**Instructions to follow:**
Could you please find each line in the records that contains the word "heat" and copy it?

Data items
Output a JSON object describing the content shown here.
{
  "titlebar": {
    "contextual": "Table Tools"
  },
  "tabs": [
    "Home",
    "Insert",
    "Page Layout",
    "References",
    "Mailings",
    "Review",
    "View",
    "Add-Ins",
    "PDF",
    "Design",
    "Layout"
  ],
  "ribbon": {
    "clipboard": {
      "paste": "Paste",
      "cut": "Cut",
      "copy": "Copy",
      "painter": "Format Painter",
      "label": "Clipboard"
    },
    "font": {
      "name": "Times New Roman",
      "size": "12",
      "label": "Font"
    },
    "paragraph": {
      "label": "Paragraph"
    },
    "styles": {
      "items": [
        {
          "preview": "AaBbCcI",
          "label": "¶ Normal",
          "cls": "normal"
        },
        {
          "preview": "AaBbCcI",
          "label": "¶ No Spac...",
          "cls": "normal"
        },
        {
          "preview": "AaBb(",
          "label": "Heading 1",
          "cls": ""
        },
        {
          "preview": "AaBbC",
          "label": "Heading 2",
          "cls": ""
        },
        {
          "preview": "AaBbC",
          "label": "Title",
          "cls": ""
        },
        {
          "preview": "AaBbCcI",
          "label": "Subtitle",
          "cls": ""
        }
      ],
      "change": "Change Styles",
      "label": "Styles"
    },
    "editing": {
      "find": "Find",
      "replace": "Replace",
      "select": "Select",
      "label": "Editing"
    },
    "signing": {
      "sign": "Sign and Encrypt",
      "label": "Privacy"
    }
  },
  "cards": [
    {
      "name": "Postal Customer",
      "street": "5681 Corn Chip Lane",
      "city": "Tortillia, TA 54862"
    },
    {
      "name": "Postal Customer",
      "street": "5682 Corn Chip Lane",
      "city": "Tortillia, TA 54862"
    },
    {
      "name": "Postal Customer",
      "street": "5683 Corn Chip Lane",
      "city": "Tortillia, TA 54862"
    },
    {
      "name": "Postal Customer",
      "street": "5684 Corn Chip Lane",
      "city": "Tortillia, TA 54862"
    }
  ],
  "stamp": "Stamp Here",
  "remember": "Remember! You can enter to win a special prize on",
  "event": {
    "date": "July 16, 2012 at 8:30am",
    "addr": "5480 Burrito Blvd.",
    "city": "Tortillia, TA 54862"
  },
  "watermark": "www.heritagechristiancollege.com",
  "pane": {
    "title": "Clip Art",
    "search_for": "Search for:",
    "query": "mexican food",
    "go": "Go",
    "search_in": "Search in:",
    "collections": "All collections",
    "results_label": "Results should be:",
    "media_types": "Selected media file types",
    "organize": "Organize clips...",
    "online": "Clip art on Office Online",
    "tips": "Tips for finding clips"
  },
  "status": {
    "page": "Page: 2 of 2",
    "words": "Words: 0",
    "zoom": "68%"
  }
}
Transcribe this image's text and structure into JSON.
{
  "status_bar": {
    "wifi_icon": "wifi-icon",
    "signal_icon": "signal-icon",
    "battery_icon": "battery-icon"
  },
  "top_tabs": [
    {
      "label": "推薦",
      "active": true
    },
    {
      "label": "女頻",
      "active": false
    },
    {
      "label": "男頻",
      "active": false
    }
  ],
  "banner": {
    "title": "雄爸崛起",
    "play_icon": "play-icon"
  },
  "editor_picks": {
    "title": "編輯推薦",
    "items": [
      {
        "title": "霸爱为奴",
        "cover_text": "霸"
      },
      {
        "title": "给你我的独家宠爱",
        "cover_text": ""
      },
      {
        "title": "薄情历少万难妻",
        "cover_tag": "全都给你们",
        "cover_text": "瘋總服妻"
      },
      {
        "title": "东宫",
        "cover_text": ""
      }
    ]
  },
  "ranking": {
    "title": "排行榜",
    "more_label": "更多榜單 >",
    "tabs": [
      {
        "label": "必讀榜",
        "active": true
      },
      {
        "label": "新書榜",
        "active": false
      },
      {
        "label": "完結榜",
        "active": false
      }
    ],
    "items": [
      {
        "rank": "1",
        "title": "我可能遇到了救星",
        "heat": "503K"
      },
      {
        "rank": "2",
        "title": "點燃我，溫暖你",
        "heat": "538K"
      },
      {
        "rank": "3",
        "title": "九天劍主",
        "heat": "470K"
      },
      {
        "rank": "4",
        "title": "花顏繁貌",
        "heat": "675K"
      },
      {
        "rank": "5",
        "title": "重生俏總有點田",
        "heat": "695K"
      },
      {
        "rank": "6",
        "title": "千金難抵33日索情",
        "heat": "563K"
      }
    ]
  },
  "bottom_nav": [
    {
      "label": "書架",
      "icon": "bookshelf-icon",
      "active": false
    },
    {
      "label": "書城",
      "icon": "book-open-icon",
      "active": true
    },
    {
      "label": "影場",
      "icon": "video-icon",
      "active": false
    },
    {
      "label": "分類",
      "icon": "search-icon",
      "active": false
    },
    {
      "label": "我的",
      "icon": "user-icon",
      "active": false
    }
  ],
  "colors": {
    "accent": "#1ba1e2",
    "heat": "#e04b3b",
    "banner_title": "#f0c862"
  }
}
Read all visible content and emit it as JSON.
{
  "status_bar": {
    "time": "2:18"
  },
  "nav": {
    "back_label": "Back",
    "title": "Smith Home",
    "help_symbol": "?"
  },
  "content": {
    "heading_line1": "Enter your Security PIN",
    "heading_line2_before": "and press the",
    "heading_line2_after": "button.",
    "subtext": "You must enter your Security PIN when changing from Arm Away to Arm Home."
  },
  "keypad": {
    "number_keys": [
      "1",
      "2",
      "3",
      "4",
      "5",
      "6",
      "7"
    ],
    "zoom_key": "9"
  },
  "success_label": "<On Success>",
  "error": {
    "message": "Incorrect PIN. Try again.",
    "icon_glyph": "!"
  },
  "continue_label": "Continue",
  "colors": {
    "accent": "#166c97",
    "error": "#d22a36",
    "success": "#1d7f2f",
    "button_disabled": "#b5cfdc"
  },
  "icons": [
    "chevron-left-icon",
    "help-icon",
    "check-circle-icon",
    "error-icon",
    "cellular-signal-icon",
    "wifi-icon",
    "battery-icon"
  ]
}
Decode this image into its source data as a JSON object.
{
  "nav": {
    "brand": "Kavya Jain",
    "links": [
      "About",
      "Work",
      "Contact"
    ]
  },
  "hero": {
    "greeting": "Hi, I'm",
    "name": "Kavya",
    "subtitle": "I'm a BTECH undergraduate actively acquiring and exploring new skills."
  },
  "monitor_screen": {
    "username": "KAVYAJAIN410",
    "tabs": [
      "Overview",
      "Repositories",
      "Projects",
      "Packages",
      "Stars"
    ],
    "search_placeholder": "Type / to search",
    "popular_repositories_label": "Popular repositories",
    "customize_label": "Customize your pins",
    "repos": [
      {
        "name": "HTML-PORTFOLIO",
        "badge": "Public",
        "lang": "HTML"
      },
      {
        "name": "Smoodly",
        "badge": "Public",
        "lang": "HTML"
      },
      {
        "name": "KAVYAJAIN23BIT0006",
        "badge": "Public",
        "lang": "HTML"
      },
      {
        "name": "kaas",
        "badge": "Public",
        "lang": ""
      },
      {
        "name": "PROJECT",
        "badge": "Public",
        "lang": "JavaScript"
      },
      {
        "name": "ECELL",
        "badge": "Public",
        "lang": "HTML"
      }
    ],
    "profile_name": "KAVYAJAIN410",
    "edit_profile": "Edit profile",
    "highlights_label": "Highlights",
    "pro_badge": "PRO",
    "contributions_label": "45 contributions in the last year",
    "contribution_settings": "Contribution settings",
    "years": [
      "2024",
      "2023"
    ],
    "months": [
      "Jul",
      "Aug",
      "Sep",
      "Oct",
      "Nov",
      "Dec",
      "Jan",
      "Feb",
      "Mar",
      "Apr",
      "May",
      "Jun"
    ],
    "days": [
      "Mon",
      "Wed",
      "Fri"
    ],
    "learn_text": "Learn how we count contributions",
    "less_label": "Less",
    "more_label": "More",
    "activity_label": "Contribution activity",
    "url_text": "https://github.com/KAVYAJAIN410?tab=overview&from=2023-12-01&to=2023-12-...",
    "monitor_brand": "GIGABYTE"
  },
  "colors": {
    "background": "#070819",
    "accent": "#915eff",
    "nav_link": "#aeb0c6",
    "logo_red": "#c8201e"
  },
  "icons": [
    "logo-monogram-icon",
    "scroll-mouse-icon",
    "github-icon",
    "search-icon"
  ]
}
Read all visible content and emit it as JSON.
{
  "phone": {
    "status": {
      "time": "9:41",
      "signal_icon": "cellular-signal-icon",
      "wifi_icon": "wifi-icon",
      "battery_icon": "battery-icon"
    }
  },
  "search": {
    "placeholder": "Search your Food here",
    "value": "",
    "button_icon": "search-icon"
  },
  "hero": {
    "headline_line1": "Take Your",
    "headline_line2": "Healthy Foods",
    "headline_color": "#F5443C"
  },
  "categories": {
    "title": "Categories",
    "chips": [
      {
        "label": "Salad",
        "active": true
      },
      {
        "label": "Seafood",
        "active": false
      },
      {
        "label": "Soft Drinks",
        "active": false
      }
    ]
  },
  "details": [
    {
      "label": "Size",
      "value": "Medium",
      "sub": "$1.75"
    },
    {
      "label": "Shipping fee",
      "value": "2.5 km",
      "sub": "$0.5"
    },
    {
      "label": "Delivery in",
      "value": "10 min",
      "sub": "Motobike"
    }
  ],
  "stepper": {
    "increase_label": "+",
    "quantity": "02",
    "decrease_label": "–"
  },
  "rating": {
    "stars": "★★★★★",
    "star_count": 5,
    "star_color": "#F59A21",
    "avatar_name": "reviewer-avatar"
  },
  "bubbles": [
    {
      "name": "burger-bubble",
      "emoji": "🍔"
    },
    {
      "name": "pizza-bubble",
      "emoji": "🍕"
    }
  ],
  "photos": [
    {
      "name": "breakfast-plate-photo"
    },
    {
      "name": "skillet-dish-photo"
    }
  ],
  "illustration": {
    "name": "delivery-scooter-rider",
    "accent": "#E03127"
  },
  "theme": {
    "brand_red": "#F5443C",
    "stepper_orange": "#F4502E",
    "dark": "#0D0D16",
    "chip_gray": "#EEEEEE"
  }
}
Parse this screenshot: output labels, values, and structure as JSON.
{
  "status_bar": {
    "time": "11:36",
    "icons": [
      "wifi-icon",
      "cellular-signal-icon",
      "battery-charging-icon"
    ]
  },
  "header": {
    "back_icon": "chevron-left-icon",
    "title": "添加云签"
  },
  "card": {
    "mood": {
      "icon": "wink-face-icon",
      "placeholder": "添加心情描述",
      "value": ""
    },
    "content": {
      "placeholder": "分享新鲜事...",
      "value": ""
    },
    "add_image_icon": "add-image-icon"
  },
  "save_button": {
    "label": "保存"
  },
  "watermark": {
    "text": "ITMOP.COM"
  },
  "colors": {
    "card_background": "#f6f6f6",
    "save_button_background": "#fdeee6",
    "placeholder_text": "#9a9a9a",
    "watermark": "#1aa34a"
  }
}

**Result for this task:**
        "heat": "503K"
        "heat": "538K"
        "heat": "470K"
        "heat": "675K"
        "heat": "695K"
        "heat": "563K"
    "heat": "#e04b3b",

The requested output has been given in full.